(Dataset excerpts)

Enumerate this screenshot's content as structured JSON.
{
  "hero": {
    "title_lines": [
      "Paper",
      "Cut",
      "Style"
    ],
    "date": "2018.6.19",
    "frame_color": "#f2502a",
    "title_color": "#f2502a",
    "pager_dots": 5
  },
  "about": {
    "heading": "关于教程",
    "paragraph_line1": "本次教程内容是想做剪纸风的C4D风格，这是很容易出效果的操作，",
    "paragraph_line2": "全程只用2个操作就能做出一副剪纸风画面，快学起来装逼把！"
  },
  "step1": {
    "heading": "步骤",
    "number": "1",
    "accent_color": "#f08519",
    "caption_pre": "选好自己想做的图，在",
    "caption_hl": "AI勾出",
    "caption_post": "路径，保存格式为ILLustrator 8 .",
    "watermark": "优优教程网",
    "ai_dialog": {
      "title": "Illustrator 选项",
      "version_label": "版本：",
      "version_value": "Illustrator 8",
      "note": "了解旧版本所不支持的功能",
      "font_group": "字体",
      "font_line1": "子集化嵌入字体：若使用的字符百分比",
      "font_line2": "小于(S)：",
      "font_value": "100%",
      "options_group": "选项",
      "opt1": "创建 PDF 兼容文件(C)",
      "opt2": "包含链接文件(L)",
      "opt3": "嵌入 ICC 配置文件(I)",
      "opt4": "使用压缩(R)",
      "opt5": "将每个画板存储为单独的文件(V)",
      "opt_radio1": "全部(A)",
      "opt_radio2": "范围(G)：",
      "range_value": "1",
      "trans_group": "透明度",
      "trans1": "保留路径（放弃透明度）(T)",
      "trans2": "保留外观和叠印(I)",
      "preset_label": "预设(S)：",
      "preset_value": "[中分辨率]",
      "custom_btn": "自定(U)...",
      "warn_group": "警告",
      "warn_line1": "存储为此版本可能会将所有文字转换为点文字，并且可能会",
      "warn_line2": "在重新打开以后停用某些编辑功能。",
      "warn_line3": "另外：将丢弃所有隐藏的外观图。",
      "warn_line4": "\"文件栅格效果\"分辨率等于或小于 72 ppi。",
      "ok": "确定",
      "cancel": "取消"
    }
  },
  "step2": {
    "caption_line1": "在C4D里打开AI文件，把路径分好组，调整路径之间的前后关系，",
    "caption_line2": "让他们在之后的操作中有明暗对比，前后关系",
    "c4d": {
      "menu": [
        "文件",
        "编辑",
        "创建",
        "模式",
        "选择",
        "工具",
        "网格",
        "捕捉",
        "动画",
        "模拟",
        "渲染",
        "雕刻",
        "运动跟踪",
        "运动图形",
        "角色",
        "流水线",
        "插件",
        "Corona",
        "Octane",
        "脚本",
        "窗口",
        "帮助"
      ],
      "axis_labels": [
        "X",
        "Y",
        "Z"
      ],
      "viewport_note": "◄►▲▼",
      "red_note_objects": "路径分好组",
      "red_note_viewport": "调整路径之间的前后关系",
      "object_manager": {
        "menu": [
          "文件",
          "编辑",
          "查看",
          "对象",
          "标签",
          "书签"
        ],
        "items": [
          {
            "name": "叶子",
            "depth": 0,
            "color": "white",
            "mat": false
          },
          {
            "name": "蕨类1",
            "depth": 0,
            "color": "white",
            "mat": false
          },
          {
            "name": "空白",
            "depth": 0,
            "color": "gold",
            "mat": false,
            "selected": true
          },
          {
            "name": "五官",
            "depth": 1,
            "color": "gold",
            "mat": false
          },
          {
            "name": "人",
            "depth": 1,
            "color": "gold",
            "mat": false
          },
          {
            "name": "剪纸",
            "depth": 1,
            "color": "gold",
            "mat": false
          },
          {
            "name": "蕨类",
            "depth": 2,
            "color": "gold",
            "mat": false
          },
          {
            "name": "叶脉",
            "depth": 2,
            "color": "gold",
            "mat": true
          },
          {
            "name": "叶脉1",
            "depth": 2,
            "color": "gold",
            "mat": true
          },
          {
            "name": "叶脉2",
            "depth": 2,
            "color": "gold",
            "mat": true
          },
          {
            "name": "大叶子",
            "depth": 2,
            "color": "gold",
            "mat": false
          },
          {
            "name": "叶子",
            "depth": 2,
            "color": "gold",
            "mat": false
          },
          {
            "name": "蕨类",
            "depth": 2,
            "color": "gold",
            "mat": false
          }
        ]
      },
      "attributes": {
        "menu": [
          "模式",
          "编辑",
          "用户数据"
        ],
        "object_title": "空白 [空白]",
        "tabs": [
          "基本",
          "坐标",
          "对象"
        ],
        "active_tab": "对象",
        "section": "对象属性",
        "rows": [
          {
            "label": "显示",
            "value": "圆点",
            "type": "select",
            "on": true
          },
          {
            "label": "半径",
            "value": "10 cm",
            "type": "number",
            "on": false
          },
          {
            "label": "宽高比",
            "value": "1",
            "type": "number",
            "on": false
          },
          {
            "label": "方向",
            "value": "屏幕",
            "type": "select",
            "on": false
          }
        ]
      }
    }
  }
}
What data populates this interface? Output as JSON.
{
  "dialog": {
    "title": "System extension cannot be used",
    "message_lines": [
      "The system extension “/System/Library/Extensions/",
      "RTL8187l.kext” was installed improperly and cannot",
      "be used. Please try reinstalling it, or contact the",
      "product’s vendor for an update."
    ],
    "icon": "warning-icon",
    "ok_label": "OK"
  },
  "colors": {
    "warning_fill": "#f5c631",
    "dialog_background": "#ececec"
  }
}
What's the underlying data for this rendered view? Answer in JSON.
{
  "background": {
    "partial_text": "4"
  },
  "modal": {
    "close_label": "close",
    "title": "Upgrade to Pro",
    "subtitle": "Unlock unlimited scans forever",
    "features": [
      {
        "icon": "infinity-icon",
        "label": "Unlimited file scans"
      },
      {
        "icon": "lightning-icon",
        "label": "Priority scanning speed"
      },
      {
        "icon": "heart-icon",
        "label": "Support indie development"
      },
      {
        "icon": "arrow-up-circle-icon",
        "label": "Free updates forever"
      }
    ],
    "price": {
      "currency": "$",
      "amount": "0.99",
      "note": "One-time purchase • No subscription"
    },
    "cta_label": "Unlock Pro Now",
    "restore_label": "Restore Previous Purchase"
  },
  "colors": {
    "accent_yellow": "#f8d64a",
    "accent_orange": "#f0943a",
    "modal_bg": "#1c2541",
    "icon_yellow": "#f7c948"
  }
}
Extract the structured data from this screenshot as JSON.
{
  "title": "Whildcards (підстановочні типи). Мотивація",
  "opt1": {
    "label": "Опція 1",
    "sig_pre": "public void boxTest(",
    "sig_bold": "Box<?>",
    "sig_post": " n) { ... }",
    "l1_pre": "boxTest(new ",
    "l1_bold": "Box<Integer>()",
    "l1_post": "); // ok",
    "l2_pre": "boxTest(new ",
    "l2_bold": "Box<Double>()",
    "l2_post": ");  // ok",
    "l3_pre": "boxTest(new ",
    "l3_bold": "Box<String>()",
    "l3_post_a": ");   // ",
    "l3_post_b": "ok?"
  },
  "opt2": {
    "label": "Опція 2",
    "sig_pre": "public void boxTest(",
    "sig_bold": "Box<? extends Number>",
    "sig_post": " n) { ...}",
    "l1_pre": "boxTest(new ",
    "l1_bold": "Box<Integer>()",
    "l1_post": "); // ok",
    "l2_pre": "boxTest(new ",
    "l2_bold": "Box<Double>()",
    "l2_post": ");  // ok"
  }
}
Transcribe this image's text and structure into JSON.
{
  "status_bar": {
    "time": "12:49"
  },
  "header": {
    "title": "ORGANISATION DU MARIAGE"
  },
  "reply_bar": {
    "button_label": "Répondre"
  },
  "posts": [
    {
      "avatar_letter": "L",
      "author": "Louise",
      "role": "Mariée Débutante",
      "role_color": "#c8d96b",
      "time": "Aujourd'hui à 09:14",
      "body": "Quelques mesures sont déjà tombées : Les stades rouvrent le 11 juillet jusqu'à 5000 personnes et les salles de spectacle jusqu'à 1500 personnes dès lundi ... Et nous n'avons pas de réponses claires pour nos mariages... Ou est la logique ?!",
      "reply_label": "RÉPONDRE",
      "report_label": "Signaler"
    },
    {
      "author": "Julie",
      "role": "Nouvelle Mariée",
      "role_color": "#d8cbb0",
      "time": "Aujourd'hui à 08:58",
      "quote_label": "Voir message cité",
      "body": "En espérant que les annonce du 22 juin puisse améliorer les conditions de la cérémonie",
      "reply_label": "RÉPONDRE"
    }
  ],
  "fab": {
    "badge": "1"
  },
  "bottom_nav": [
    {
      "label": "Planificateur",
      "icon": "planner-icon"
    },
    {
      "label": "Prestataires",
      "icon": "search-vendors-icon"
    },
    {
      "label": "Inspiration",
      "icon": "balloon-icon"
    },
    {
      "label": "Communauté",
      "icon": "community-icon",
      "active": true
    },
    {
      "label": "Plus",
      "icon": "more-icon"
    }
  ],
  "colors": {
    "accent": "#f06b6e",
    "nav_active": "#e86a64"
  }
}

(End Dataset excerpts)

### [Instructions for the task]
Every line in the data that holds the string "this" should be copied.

### [Task output]
Enumerate this screenshot's content as structured JSON.
What data populates this interface? Output as JSON.
What's the underlying data for this rendered view? Answer in JSON.
Extract the structured data from this screenshot as JSON.
Transcribe this image's text and structure into JSON.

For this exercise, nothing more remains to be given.